My regular readers have likely seen my ASMR Travel videos, or at least seen post titles showcasing them. I know many of you may be scratching your heads thinking, “What the heck is ASMR?” For me, it’s not only the cure for years of vivid nightmares, but also how I relax on the road, something that has historically been very difficult for me.
ASMR — or autonomous sensory meridian response — is essentially sounds (and sometimes actions) that feel good, literally leading to a euphoric tingling sensation in the body, often in the head, although I also feel it on my arms. If you’re like me and have a brain that never shuts off or stops stressing, putting on some earbuds and listening to an ASMRist act out a soft spoken spa treatment roleplay or crinkle paper as they perform a style of art they recently discovered, is an amazing way to shut out all of these anxious thoughts and just drift into a pure state of calm or even sleep.
I’ve always felt the tingles, but until about a year ago I never understood what they were. I knew I loved watching Bob Ross, and would record his show just to listen to while falling asleep. I knew hearing guided meditations made me want to tickle my arms. I knew a visit to the doctor’s office or spa meant a soft calming voice that made me feel just so happy, but I didn’t know why.
There are ASMRists that I absolutely attribute to helping me get over my nightmares — like ASMRrequests, GentleWhispering, SpringbokASMR, Fairy Char ASMR, TheOneLilium and Olivia’s Kissper ASMR (Note: I have a tendency toward female voices, but there are many talented male ASMRists, too!). Because I’m a regular viewer — while some people look forward to their evening sitcoms I can’t wait to lay down with ASMR videos after work — I also feel like it’s changed how anxious I feel in general, in life and on the road.
I feel I often come off as being this brave, know-it-all, cool-calm-and-collected traveler on here, but the truth is I have anxiety and issues with being patients that can be hard to deal with in foreign countries (and in my hectic home of NYC). While ASMR hasn’t cured me completely, it has leveled me out tremendously.
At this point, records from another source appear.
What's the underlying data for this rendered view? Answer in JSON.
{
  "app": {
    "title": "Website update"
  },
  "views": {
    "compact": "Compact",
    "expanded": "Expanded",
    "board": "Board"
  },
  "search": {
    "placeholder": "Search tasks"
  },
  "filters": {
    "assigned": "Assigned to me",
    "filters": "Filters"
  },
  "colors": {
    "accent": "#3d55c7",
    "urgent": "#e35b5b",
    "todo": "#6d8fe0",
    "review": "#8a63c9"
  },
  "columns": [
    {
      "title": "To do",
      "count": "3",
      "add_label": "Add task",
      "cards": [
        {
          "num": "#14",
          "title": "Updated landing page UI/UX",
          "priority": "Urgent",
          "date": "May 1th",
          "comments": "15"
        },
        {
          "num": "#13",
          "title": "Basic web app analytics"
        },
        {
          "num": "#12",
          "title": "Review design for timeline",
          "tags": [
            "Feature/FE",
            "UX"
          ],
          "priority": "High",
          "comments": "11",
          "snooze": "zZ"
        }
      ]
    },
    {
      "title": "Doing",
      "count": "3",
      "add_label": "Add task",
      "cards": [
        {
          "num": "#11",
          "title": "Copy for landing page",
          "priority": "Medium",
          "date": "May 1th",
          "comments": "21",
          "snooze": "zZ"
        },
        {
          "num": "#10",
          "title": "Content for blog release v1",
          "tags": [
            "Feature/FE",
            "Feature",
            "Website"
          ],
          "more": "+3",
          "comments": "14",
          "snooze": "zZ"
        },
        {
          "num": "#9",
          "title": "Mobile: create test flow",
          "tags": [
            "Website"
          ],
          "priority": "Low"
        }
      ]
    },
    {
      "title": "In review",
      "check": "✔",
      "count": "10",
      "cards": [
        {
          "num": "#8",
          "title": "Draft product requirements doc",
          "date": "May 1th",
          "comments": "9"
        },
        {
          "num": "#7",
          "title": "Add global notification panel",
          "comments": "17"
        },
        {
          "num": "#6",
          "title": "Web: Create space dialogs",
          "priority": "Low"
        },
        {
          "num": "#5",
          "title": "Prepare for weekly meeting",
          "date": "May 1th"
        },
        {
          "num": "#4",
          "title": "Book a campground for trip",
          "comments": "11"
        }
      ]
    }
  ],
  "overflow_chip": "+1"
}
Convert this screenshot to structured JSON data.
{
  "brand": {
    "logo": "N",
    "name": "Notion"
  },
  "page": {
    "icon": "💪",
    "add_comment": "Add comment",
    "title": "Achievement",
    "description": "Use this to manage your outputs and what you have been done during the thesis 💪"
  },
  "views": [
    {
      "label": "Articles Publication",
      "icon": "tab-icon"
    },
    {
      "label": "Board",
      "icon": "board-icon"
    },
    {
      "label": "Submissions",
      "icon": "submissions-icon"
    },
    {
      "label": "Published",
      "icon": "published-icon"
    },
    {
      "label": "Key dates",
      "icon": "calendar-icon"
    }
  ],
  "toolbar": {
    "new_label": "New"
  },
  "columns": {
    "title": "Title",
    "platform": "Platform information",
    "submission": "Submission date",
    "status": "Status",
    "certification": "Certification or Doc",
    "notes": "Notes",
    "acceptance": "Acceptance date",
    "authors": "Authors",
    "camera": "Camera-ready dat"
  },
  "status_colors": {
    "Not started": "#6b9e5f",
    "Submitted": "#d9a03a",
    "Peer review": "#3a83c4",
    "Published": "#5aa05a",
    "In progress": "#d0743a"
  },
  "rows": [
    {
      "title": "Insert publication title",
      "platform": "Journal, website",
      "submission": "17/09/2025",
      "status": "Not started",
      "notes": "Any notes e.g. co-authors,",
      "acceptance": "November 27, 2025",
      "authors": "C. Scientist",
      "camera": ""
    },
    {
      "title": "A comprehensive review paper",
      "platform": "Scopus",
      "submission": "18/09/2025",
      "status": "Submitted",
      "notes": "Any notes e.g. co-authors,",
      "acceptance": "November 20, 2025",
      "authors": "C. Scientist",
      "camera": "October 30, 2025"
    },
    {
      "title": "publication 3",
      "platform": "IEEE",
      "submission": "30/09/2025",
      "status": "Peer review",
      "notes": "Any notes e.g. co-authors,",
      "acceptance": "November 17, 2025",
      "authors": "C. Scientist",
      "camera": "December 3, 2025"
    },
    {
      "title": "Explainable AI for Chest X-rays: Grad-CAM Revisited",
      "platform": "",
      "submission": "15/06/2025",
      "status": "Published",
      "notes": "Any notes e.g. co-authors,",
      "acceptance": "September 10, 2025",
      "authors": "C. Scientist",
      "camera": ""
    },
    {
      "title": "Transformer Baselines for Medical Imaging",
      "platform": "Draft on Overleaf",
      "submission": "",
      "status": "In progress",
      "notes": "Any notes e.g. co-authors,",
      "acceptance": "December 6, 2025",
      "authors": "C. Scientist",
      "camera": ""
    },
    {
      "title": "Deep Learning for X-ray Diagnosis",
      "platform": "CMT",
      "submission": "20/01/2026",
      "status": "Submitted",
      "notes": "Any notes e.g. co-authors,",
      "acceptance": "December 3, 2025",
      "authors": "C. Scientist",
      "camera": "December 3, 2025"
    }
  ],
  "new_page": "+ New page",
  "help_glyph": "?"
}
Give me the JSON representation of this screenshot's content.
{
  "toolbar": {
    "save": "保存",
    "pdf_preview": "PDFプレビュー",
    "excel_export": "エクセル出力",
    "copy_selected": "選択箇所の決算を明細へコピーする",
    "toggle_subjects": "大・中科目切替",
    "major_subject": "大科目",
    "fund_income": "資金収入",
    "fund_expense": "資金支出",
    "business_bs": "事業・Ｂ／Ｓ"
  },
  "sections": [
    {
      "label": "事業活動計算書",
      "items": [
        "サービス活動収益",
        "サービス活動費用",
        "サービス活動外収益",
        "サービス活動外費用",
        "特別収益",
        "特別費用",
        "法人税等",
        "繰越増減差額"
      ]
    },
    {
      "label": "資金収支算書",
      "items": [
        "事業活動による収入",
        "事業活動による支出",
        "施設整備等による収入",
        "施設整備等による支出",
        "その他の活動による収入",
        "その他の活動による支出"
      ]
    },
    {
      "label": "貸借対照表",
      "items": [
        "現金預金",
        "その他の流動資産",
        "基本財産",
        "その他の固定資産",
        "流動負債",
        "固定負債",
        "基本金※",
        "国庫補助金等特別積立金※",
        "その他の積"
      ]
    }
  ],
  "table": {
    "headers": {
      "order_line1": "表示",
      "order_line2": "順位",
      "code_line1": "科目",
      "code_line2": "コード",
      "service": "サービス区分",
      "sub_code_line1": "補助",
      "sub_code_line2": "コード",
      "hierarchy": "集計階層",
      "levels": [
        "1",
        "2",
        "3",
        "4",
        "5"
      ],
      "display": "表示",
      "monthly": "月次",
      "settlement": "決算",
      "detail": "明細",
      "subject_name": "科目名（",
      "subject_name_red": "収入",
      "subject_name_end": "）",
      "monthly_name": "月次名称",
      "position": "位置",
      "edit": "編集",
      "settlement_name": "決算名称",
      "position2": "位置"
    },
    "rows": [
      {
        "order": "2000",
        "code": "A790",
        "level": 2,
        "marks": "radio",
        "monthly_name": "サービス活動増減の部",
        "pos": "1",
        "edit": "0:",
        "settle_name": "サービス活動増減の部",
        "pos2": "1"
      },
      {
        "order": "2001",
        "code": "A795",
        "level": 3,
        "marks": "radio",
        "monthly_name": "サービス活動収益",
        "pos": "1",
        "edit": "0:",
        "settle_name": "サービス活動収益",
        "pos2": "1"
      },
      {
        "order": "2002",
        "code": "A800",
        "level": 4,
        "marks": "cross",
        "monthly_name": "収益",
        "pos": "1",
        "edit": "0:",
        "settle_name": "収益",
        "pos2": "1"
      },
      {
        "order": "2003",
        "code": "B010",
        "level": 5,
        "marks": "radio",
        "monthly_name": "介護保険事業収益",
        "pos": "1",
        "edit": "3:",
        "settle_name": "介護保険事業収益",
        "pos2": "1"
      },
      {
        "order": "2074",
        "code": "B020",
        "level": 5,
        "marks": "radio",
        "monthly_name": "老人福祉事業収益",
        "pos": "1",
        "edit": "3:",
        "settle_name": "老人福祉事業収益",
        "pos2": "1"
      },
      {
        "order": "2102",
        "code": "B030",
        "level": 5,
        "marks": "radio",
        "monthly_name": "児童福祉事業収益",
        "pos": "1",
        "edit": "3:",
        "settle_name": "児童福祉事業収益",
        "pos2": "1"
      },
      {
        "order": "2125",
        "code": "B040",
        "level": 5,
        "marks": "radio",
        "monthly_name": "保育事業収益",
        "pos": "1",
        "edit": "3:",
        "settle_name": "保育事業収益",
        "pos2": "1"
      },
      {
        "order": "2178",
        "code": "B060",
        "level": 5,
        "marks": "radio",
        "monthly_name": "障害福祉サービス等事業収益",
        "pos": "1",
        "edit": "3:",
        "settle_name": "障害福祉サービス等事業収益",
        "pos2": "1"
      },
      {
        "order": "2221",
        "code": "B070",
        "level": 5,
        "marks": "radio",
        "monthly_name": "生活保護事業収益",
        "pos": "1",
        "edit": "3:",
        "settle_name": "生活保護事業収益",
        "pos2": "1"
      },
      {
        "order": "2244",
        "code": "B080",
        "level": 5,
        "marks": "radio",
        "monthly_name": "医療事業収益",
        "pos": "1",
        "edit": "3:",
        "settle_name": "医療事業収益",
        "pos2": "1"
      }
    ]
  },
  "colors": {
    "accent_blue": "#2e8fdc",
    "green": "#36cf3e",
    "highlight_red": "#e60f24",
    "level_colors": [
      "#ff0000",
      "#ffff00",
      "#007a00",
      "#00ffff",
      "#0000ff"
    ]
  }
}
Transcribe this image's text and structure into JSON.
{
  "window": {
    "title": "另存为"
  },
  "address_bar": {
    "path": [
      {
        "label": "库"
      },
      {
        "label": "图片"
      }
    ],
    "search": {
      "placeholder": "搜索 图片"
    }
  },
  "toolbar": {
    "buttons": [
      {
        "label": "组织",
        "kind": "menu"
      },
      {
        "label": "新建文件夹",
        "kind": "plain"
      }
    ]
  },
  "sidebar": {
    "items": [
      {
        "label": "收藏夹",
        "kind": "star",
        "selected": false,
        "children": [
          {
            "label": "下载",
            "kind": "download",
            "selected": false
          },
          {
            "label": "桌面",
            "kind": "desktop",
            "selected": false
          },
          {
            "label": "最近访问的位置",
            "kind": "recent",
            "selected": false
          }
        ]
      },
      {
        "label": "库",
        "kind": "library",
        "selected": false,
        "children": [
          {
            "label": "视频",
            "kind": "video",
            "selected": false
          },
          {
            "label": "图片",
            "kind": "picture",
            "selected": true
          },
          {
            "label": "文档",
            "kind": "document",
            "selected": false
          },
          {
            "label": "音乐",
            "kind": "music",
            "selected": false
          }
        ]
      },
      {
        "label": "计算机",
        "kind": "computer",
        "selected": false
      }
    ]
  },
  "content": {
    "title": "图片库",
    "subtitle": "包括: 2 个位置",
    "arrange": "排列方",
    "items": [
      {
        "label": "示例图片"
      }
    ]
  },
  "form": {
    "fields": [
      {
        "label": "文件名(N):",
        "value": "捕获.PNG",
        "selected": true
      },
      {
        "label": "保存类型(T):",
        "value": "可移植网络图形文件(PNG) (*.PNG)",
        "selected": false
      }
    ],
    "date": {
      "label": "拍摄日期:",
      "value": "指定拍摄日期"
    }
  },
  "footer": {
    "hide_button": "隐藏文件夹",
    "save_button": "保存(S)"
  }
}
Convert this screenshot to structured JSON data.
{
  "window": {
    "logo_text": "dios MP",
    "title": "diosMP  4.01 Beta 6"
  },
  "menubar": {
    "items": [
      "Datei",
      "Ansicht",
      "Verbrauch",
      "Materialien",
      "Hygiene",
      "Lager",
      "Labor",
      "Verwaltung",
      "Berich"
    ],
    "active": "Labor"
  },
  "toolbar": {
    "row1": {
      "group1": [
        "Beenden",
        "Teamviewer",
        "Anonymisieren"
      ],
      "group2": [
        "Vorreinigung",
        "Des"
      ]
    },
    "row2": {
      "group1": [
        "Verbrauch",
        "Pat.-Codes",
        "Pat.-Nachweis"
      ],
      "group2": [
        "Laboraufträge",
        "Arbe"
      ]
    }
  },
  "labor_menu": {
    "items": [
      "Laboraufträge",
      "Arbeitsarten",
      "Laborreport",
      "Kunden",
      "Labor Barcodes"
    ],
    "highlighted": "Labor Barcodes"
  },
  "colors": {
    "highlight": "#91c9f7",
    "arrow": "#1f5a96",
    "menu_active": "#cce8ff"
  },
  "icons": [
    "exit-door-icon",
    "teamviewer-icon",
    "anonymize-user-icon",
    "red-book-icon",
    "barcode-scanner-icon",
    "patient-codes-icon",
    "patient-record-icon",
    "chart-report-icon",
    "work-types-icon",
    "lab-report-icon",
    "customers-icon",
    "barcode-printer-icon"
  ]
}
And when I feel myself going back into that stressed out place, I grab some headphones and let the tapping, scratching, paper crinkled, water splashing and gentle voices of ASMR lull me into a calm.
Some people meditate. Others do yoga. Many enjoy an early morning jog. I love ASMR. The next time you’re feeling flight anxiety, nervousness about a destination, or stressed about missing work or being away from family, I suggest you give it a try. Maybe you’ll discover a new form of therapy that doesn’t involve doctor visits, prescriptions or spending money.
I will say that if you don’t get the tingling sensation or don’t quite comprehend ASMR, these videos will probably seem very strange. View with an open mind, and just lose yourself in the sounds and personal attention of the videos.
As for the wine mentioned in the title, while I’m not a doctor I do think a nice glass of red before indulging in an ASMR relaxation video can enhance the experience.
Tip: Sleeping with normal headphones on can be a bit uncomfortable. Here’s a few suggestions for headphones that are made to wear as you sleep (and listen to ASMR):